To a job shop, bidding on an unusual job with a quote that is too high or too low is an occupational hazard. Bid too high and you won’t get the work. Bid too low and you will lose money. Perhaps the worst scenario is to submit a bid that you thought was too high, only to get the job anyway. When that happens, the shop owner is left with a sinking feeling that his seemingly high quote actually wasn’t anywhere near high enough.
The perils can be enough to drive a job shop to avoid weird jobs altogether. Of course, many job shops are too small or hungry to get away with this. G&G Precision says the fact that it’s obliged to take on some weird jobs now and again is perfectly OK. G&G, subject of a story in the February issue of our magazine, does not mind that it sometimes makes a small profit instead of a healthy one on some of the more unusual jobs the shop bids on, because the shop sees a variety of additional sources of value. The chance to build a relationship with the customer is an obvious one. However, G&G also wants to build something with employees by demonstrating the kind of work the employees will get to continue to work on if they remain with the shop and are able to thrive there.
Another shop I visited a while back referred to this as “cool factor.” Seeking out jobs with high cool factor—whether because of the challenge of the part or because of some level of coolness associated with the part’s end use—represented an important way to keep the attention and imagination of shop personnel engaged at a high level.

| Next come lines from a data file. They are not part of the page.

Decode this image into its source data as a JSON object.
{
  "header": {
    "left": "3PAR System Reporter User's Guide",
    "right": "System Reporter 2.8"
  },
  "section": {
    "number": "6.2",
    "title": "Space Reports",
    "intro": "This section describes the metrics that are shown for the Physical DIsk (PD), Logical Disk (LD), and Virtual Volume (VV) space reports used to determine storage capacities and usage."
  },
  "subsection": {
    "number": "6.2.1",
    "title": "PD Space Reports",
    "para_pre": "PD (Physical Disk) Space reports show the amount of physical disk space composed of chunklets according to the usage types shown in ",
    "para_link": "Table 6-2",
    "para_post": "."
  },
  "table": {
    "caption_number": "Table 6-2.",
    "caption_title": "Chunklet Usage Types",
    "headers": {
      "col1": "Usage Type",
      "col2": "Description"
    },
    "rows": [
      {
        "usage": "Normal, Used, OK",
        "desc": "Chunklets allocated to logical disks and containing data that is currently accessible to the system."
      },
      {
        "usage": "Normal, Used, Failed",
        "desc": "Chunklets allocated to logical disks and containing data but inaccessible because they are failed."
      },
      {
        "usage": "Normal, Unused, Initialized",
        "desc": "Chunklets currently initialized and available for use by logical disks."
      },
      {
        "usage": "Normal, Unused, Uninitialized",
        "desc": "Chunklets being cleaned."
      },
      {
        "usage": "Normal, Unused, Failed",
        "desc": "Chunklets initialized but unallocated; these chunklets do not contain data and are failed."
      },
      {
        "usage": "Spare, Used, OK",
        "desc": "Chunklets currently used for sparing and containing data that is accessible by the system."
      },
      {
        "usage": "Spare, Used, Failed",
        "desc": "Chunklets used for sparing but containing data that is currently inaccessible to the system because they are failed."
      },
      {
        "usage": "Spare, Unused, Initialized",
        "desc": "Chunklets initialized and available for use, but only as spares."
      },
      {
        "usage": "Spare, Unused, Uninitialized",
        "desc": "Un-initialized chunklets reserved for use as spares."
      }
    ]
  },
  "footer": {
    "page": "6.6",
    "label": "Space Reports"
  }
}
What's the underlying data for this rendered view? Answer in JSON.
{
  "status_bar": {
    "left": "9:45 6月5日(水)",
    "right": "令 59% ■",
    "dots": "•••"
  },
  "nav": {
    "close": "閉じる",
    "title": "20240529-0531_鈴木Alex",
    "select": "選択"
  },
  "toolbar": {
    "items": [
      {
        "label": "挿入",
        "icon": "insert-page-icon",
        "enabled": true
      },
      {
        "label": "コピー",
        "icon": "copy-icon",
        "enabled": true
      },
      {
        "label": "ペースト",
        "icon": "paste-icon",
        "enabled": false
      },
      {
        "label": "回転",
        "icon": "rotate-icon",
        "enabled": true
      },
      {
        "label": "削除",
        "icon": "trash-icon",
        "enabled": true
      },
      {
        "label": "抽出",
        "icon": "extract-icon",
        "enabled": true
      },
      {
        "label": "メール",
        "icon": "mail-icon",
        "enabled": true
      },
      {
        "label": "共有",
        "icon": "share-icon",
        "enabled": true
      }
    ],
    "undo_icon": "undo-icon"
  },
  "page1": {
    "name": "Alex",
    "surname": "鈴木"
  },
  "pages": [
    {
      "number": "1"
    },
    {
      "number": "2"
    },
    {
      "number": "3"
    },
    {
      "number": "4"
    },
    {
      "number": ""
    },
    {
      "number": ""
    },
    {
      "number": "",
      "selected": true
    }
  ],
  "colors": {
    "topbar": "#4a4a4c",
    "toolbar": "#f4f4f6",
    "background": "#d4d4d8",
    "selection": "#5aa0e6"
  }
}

Certainly there is no point in underbidding for the sake of cool. However, the customer and contractor for a machined part actually are both customers. From the job shop’s perspective, there are multiple reasons to look at the parts that are out for bid as if the shop is “shopping” for the kind of work the shop would like to have in-house.